Peter Workman: Tilting at Windmills
“Poker, literature, travel, sportsmanship, a keen interest in everything and a specialty in nothing—without my knowing it, life was preparing me for the book business.”
After graduating from Yale University, Peter began his career in books working in a bookstore, as a sales rep for a small trade magazine publisher, and then for Dell Publishing. Following these stints, Peter and a partner cofounded Parallax Publishing, a book packaging company. Soon, Peter went off on his own, launching Workman Publishing in 1968 with the first book under the Workman name, The Yoga 28-Day Exercise Program (which is, remarkably, still in print). This little company grew and grew and is today the largest independently owned trade book publisher in the United States. Peter Workman died in 2013; his wife and long-term partner in the business, Carolan Workman, now heads the company.
Peter Workman, founder of Workman Publishing
In 2010, Peter was honored at a Yale publishing event and spoke of what he had learned over a lifetime of making books. Here is a transcript of what he said:
Publishing books (as an independent) is like tilting at windmills. You do it for the joy of it. You do it out of passion. You do it because it’s the only thing you want to do, perhaps the only thing you truly know how to do.
And you do it for the challenge. It’s difficult, it’s demanding, and it requires a kind of mad faith that you will succeed. Like a baseball player, great success for a publisher is getting it right three out of ten times. Four out of ten, and you’re in the realm of legends.
How do you measure success? There are numbers of copies sold and weeks on the bestseller list. But perhaps better, though less quantifiable, ways are these: Is the book the best it can be? Does the book express the author’s vision? Are you proud of the book—when the first copy comes in from the printer, do you feel like you can’t wait to send it to friends, family, buyers, reviewers? Does the book offer good value? Does it have a legitimate reason to exist? Does it give you pleasure?

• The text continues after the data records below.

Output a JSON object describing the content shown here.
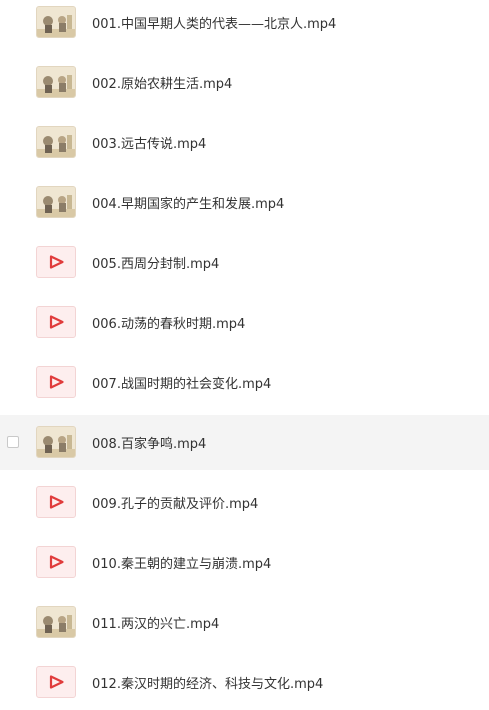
{
  "files": [
    {
      "name": "001.中国早期人类的代表——北京人.mp4",
      "thumb": "image"
    },
    {
      "name": "002.原始农耕生活.mp4",
      "thumb": "image"
    },
    {
      "name": "003.远古传说.mp4",
      "thumb": "image"
    },
    {
      "name": "004.早期国家的产生和发展.mp4",
      "thumb": "image"
    },
    {
      "name": "005.西周分封制.mp4",
      "thumb": "video"
    },
    {
      "name": "006.动荡的春秋时期.mp4",
      "thumb": "video"
    },
    {
      "name": "007.战国时期的社会变化.mp4",
      "thumb": "video"
    },
    {
      "name": "008.百家争鸣.mp4",
      "thumb": "image"
    },
    {
      "name": "009.孔子的贡献及评价.mp4",
      "thumb": "video"
    },
    {
      "name": "010.秦王朝的建立与崩溃.mp4",
      "thumb": "video"
    },
    {
      "name": "011.两汉的兴亡.mp4",
      "thumb": "image"
    },
    {
      "name": "012.秦汉时期的经济、科技与文化.mp4",
      "thumb": "video"
    }
  ],
  "hovered_index": 7,
  "icons": {
    "video": "play-icon",
    "image": "thumbnail"
  },
  "colors": {
    "play": "#e03c3c",
    "hover_bg": "#f4f4f4",
    "text": "#333333"
  }
}
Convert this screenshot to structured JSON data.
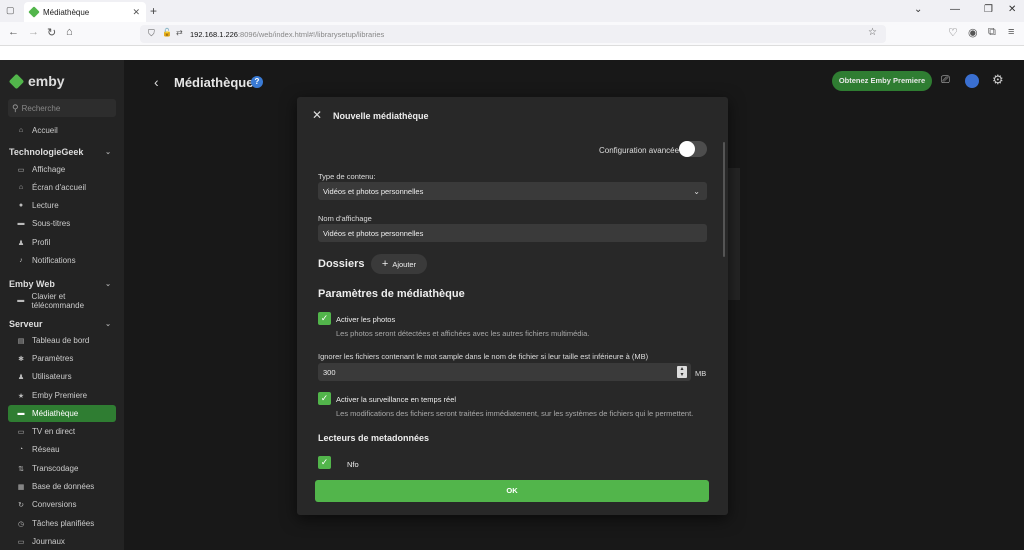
{
  "browser": {
    "tab_title": "Médiathèque",
    "url_host": "192.168.1.226",
    "url_rest": ":8096/web/index.html#!/librarysetup/libraries"
  },
  "app": {
    "logo": "emby",
    "search_placeholder": "Recherche",
    "page_title": "Médiathèque",
    "premium_button": "Obtenez Emby Premiere"
  },
  "sidebar": {
    "home": "Accueil",
    "sections": [
      {
        "title": "TechnologieGeek",
        "items": [
          "Affichage",
          "Écran d'accueil",
          "Lecture",
          "Sous-titres",
          "Profil",
          "Notifications"
        ]
      },
      {
        "title": "Emby Web",
        "items": [
          "Clavier et télécommande"
        ]
      },
      {
        "title": "Serveur",
        "items": [
          "Tableau de bord",
          "Paramètres",
          "Utilisateurs",
          "Emby Premiere",
          "Médiathèque",
          "TV en direct",
          "Réseau",
          "Transcodage",
          "Base de données",
          "Conversions",
          "Tâches planifiées",
          "Journaux"
        ]
      }
    ],
    "active_item": "Médiathèque"
  },
  "dialog": {
    "title": "Nouvelle médiathèque",
    "advanced_label": "Configuration avancée",
    "advanced_on": false,
    "content_type_label": "Type de contenu:",
    "content_type_value": "Vidéos et photos personnelles",
    "display_name_label": "Nom d'affichage",
    "display_name_value": "Vidéos et photos personnelles",
    "folders_label": "Dossiers",
    "add_button": "Ajouter",
    "params_label": "Paramètres de médiathèque",
    "enable_photos_label": "Activer les photos",
    "enable_photos_desc": "Les photos seront détectées et affichées avec les autres fichiers multimédia.",
    "ignore_label": "Ignorer les fichiers contenant le mot sample dans le nom de fichier si leur taille est inférieure à (MB)",
    "ignore_value": "300",
    "unit": "MB",
    "monitor_label": "Activer la surveillance en temps réel",
    "monitor_desc": "Les modifications des fichiers seront traitées immédiatement, sur les systèmes de fichiers qui le permettent.",
    "metadata_label": "Lecteurs de metadonnées",
    "nfo_label": "Nfo",
    "ok_button": "OK"
  },
  "colors": {
    "accent": "#52b54b",
    "active_bg": "#2f7d32"
  }
}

And does it push the idea of what a book can be? There is so much speculation about the “future of the book,” as if a book were to writing what a CD or, earlier, LP, is to music. I would argue that a book is more than a conveyance of words and ideas. A book is a work in itself: its size, its shape, its title, its design, its color, the feeling of its paper, the promise it has when you crack it open—all of these things make a book more than the sum of its parts and contribute to the pleasure that a book brings to its owner.
That’s the job of the publisher. It’s a quixotic endeavor, because there’s no telling where it leads. But for an independent publisher, that’s part of the joy.

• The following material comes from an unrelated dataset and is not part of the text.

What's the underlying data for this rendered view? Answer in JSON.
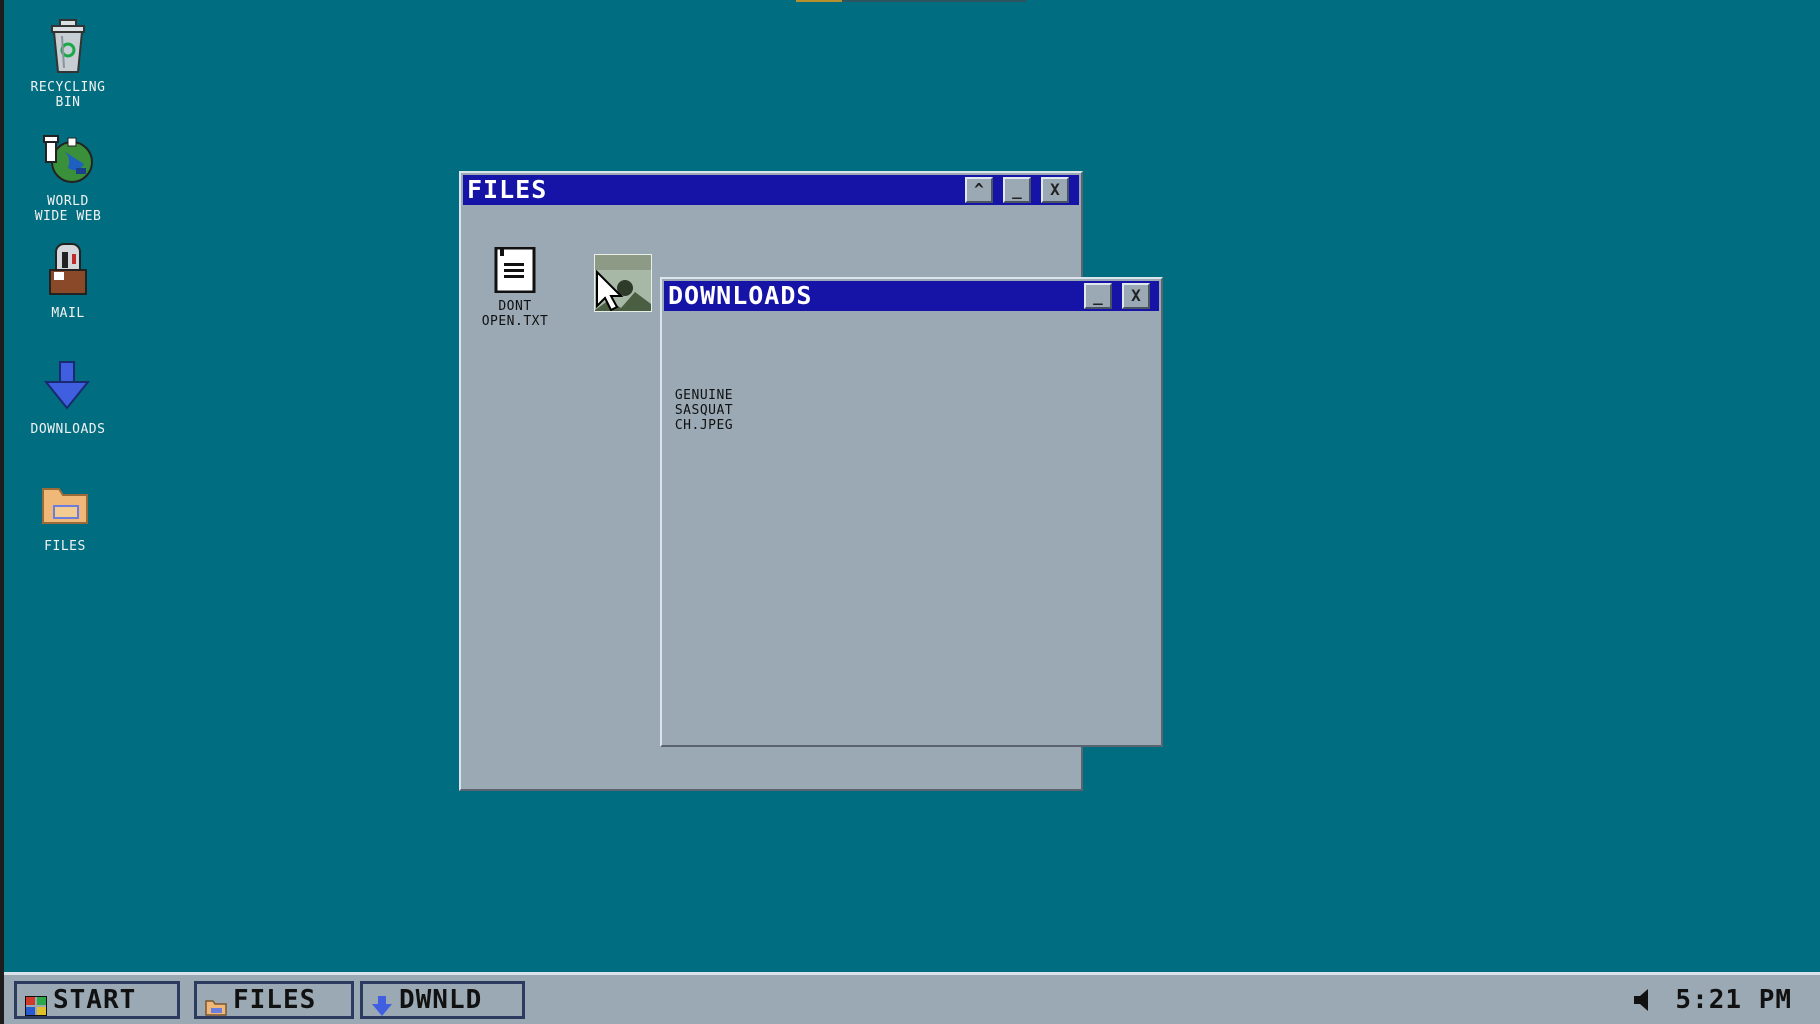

It’s also why the first principle of being an independent publisher is Follow Your Gut.
What other principles apply? Joyousness. I’ve already used the word joy several times. It is the joy of the work —and working like a dog. But there is the joyousness in the books themselves. We want our books to make readers happy, to convey pleasure. We fall in love with our books, and we want readers to do so also. Joyousness means sharing and celebrating the writer’s and reader’s passion.

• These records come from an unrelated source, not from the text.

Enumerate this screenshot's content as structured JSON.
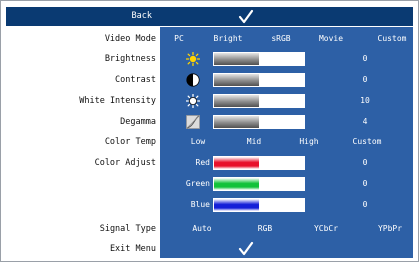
{
  "header": {
    "back_label": "Back"
  },
  "menu": {
    "video_mode": {
      "label": "Video Mode",
      "options": [
        "PC",
        "Bright",
        "sRGB",
        "Movie",
        "Custom"
      ]
    },
    "brightness": {
      "label": "Brightness",
      "value": "0",
      "level": 0.5
    },
    "contrast": {
      "label": "Contrast",
      "value": "0",
      "level": 0.5
    },
    "white_intensity": {
      "label": "White Intensity",
      "value": "10",
      "level": 0.5
    },
    "degamma": {
      "label": "Degamma",
      "value": "4",
      "level": 0.5
    },
    "color_temp": {
      "label": "Color Temp",
      "options": [
        "Low",
        "Mid",
        "High",
        "Custom"
      ]
    },
    "color_adjust": {
      "label": "Color Adjust",
      "channels": [
        {
          "label": "Red",
          "value": "0",
          "color": "#e8102a",
          "level": 0.5
        },
        {
          "label": "Green",
          "value": "0",
          "color": "#12c23a",
          "level": 0.5
        },
        {
          "label": "Blue",
          "value": "0",
          "color": "#1420d8",
          "level": 0.5
        }
      ]
    },
    "signal_type": {
      "label": "Signal Type",
      "options": [
        "Auto",
        "RGB",
        "YCbCr",
        "YPbPr"
      ]
    },
    "exit_menu": {
      "label": "Exit Menu"
    }
  },
  "colors": {
    "header": "#0a3a72",
    "panel": "#2d60a6",
    "text_light": "#ffffff",
    "text_dark": "#111111"
  },
  "icons": [
    "checkmark-icon",
    "sun-icon",
    "contrast-icon",
    "white-intensity-icon",
    "degamma-icon"
  ]
}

Another principle: Excellence and smartness of information. Information, particularly today, is everywhere, largely free and at any computer user’s fingertips. But writers are still authorities and editors still the best gatekeeper and shapers of information, and the book still the best way to deliver consistently excellent, structured, useful information—information that guides rather than confuses the reader, information that’s trustworthy, authoritative, accessible.
Another principle: Honoring the book. For us, this means working all out for the book and the author, from the moment of the first designs and titles to years after the book’s publication when we’re still going after publicity and going back to the buyers with new reasons to stock and sell it. By its definition a book is something more permanent, and it’s important to honor that.
Another principle: Keep the list small so that attention can be big. Never publish more titles than you can tend to.
Another principle: Differentiate yourself. Know what you do as a publisher that no other publisher does, and do it better than anyone could. Try to publish books that are singular. Find the unique way to cover a subject. Give the book the format it needs, even if it’s never been done before. Be open to new ideas, and follow them wherever they lead.
And finally, be accessible, not elitist; open, not snobbish. Publish books that are useful, practical, give good value, and respect the reader’s intelligence—and wallet.